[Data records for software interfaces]
▼

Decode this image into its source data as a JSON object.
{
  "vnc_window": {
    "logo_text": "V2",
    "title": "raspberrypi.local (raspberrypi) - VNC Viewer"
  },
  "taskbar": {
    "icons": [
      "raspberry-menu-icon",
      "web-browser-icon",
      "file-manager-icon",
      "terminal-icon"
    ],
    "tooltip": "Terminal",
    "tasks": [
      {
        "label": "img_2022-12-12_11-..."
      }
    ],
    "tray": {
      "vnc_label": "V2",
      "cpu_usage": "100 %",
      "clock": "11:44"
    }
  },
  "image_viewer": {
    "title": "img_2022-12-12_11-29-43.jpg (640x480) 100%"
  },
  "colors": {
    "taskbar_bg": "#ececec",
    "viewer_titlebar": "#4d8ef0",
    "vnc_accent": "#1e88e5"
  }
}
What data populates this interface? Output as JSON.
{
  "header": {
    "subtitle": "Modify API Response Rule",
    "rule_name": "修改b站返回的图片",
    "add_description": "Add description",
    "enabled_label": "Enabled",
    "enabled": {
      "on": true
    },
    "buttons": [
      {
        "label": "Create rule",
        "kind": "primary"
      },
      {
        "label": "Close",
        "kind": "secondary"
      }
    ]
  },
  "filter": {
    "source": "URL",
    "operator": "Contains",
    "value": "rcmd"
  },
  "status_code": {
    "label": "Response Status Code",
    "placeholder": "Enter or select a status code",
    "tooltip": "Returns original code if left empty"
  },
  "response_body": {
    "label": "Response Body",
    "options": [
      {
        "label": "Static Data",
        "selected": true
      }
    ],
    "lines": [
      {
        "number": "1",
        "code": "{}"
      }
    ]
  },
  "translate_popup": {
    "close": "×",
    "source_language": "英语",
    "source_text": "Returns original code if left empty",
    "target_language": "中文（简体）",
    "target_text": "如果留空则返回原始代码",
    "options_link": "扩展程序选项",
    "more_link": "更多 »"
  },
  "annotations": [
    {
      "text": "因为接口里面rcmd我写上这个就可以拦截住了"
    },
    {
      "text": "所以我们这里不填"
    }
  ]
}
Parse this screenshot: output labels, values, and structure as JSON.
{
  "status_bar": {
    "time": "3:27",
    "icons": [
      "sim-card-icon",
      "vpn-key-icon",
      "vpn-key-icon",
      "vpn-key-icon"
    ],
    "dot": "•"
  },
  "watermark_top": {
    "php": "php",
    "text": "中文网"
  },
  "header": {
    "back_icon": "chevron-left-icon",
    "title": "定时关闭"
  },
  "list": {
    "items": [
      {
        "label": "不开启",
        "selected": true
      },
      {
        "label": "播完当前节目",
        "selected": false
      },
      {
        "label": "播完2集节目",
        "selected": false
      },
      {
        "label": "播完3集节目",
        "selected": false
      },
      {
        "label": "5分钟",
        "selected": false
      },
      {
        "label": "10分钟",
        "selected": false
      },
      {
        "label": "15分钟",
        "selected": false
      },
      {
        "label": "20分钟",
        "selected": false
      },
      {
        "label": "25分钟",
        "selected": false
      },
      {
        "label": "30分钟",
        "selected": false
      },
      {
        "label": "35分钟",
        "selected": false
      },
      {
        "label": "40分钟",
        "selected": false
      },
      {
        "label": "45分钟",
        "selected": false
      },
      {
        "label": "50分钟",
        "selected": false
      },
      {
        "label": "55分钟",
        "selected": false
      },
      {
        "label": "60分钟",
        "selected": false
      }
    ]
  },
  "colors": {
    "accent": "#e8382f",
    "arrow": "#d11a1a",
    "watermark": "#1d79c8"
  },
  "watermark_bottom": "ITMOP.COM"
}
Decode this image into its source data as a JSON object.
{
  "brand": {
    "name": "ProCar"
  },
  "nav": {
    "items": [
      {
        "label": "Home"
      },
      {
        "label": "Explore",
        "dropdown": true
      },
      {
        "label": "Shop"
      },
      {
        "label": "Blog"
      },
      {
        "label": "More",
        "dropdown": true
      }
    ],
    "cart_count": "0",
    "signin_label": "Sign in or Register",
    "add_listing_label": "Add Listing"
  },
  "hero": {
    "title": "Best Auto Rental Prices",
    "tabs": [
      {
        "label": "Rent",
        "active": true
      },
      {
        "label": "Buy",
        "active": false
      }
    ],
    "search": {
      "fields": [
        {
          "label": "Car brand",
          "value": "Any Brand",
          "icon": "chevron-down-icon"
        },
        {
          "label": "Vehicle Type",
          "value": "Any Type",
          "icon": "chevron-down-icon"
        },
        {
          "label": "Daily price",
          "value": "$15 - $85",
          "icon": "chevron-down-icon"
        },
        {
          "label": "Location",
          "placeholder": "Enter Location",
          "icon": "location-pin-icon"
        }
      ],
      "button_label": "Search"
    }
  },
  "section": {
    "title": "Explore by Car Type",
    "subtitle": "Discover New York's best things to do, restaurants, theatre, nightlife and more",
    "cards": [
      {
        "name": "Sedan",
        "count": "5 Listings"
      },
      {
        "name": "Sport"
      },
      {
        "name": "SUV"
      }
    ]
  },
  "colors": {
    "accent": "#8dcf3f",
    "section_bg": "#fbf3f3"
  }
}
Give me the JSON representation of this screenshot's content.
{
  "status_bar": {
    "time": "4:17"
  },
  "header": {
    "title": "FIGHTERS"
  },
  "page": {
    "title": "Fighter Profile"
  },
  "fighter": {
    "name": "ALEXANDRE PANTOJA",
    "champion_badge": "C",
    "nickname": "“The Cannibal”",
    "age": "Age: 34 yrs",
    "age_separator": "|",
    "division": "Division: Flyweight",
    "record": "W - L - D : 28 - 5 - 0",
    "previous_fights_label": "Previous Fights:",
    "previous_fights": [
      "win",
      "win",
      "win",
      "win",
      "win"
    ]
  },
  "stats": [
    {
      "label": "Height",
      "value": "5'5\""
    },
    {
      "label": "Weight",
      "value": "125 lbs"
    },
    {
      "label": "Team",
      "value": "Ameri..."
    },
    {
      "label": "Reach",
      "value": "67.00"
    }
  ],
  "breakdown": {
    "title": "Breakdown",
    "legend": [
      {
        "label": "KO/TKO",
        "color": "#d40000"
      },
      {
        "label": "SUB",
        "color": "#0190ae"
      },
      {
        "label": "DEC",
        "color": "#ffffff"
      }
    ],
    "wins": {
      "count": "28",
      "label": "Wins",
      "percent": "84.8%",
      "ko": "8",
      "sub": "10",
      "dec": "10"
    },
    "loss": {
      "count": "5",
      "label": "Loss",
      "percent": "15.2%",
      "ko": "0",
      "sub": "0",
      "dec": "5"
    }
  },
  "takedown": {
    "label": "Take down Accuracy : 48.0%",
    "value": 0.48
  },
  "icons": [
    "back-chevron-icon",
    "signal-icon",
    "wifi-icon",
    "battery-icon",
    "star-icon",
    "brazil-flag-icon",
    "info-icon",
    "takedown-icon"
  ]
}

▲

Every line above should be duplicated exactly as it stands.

> **YOUR SOLUTION**
Decode this image into its source data as a JSON object.
{
  "vnc_window": {
    "logo_text": "V2",
    "title": "raspberrypi.local (raspberrypi) - VNC Viewer"
  },
  "taskbar": {
    "icons": [
      "raspberry-menu-icon",
      "web-browser-icon",
      "file-manager-icon",
      "terminal-icon"
    ],
    "tooltip": "Terminal",
    "tasks": [
      {
        "label": "img_2022-12-12_11-..."
      }
    ],
    "tray": {
      "vnc_label": "V2",
      "cpu_usage": "100 %",
      "clock": "11:44"
    }
  },
  "image_viewer": {
    "title": "img_2022-12-12_11-29-43.jpg (640x480) 100%"
  },
  "colors": {
    "taskbar_bg": "#ececec",
    "viewer_titlebar": "#4d8ef0",
    "vnc_accent": "#1e88e5"
  }
}
What data populates this interface? Output as JSON.
{
  "header": {
    "subtitle": "Modify API Response Rule",
    "rule_name": "修改b站返回的图片",
    "add_description": "Add description",
    "enabled_label": "Enabled",
    "enabled": {
      "on": true
    },
    "buttons": [
      {
        "label": "Create rule",
        "kind": "primary"
      },
      {
        "label": "Close",
        "kind": "secondary"
      }
    ]
  },
  "filter": {
    "source": "URL",
    "operator": "Contains",
    "value": "rcmd"
  },
  "status_code": {
    "label": "Response Status Code",
    "placeholder": "Enter or select a status code",
    "tooltip": "Returns original code if left empty"
  },
  "response_body": {
    "label": "Response Body",
    "options": [
      {
        "label": "Static Data",
        "selected": true
      }
    ],
    "lines": [
      {
        "number": "1",
        "code": "{}"
      }
    ]
  },
  "translate_popup": {
    "close": "×",
    "source_language": "英语",
    "source_text": "Returns original code if left empty",
    "target_language": "中文（简体）",
    "target_text": "如果留空则返回原始代码",
    "options_link": "扩展程序选项",
    "more_link": "更多 »"
  },
  "annotations": [
    {
      "text": "因为接口里面rcmd我写上这个就可以拦截住了"
    },
    {
      "text": "所以我们这里不填"
    }
  ]
}
Parse this screenshot: output labels, values, and structure as JSON.
{
  "status_bar": {
    "time": "3:27",
    "icons": [
      "sim-card-icon",
      "vpn-key-icon",
      "vpn-key-icon",
      "vpn-key-icon"
    ],
    "dot": "•"
  },
  "watermark_top": {
    "php": "php",
    "text": "中文网"
  },
  "header": {
    "back_icon": "chevron-left-icon",
    "title": "定时关闭"
  },
  "list": {
    "items": [
      {
        "label": "不开启",
        "selected": true
      },
      {
        "label": "播完当前节目",
        "selected": false
      },
      {
        "label": "播完2集节目",
        "selected": false
      },
      {
        "label": "播完3集节目",
        "selected": false
      },
      {
        "label": "5分钟",
        "selected": false
      },
      {
        "label": "10分钟",
        "selected": false
      },
      {
        "label": "15分钟",
        "selected": false
      },
      {
        "label": "20分钟",
        "selected": false
      },
      {
        "label": "25分钟",
        "selected": false
      },
      {
        "label": "30分钟",
        "selected": false
      },
      {
        "label": "35分钟",
        "selected": false
      },
      {
        "label": "40分钟",
        "selected": false
      },
      {
        "label": "45分钟",
        "selected": false
      },
      {
        "label": "50分钟",
        "selected": false
      },
      {
        "label": "55分钟",
        "selected": false
      },
      {
        "label": "60分钟",
        "selected": false
      }
    ]
  },
  "colors": {
    "accent": "#e8382f",
    "arrow": "#d11a1a",
    "watermark": "#1d79c8"
  },
  "watermark_bottom": "ITMOP.COM"
}
Decode this image into its source data as a JSON object.
{
  "brand": {
    "name": "ProCar"
  },
  "nav": {
    "items": [
      {
        "label": "Home"
      },
      {
        "label": "Explore",
        "dropdown": true
      },
      {
        "label": "Shop"
      },
      {
        "label": "Blog"
      },
      {
        "label": "More",
        "dropdown": true
      }
    ],
    "cart_count": "0",
    "signin_label": "Sign in or Register",
    "add_listing_label": "Add Listing"
  },
  "hero": {
    "title": "Best Auto Rental Prices",
    "tabs": [
      {
        "label": "Rent",
        "active": true
      },
      {
        "label": "Buy",
        "active": false
      }
    ],
    "search": {
      "fields": [
        {
          "label": "Car brand",
          "value": "Any Brand",
          "icon": "chevron-down-icon"
        },
        {
          "label": "Vehicle Type",
          "value": "Any Type",
          "icon": "chevron-down-icon"
        },
        {
          "label": "Daily price",
          "value": "$15 - $85",
          "icon": "chevron-down-icon"
        },
        {
          "label": "Location",
          "placeholder": "Enter Location",
          "icon": "location-pin-icon"
        }
      ],
      "button_label": "Search"
    }
  },
  "section": {
    "title": "Explore by Car Type",
    "subtitle": "Discover New York's best things to do, restaurants, theatre, nightlife and more",
    "cards": [
      {
        "name": "Sedan",
        "count": "5 Listings"
      },
      {
        "name": "Sport"
      },
      {
        "name": "SUV"
      }
    ]
  },
  "colors": {
    "accent": "#8dcf3f",
    "section_bg": "#fbf3f3"
  }
}
Give me the JSON representation of this screenshot's content.
{
  "status_bar": {
    "time": "4:17"
  },
  "header": {
    "title": "FIGHTERS"
  },
  "page": {
    "title": "Fighter Profile"
  },
  "fighter": {
    "name": "ALEXANDRE PANTOJA",
    "champion_badge": "C",
    "nickname": "“The Cannibal”",
    "age": "Age: 34 yrs",
    "age_separator": "|",
    "division": "Division: Flyweight",
    "record": "W - L - D : 28 - 5 - 0",
    "previous_fights_label": "Previous Fights:",
    "previous_fights": [
      "win",
      "win",
      "win",
      "win",
      "win"
    ]
  },
  "stats": [
    {
      "label": "Height",
      "value": "5'5\""
    },
    {
      "label": "Weight",
      "value": "125 lbs"
    },
    {
      "label": "Team",
      "value": "Ameri..."
    },
    {
      "label": "Reach",
      "value": "67.00"
    }
  ],
  "breakdown": {
    "title": "Breakdown",
    "legend": [
      {
        "label": "KO/TKO",
        "color": "#d40000"
      },
      {
        "label": "SUB",
        "color": "#0190ae"
      },
      {
        "label": "DEC",
        "color": "#ffffff"
      }
    ],
    "wins": {
      "count": "28",
      "label": "Wins",
      "percent": "84.8%",
      "ko": "8",
      "sub": "10",
      "dec": "10"
    },
    "loss": {
      "count": "5",
      "label": "Loss",
      "percent": "15.2%",
      "ko": "0",
      "sub": "0",
      "dec": "5"
    }
  },
  "takedown": {
    "label": "Take down Accuracy : 48.0%",
    "value": 0.48
  },
  "icons": [
    "back-chevron-icon",
    "signal-icon",
    "wifi-icon",
    "battery-icon",
    "star-icon",
    "brazil-flag-icon",
    "info-icon",
    "takedown-icon"
  ]
}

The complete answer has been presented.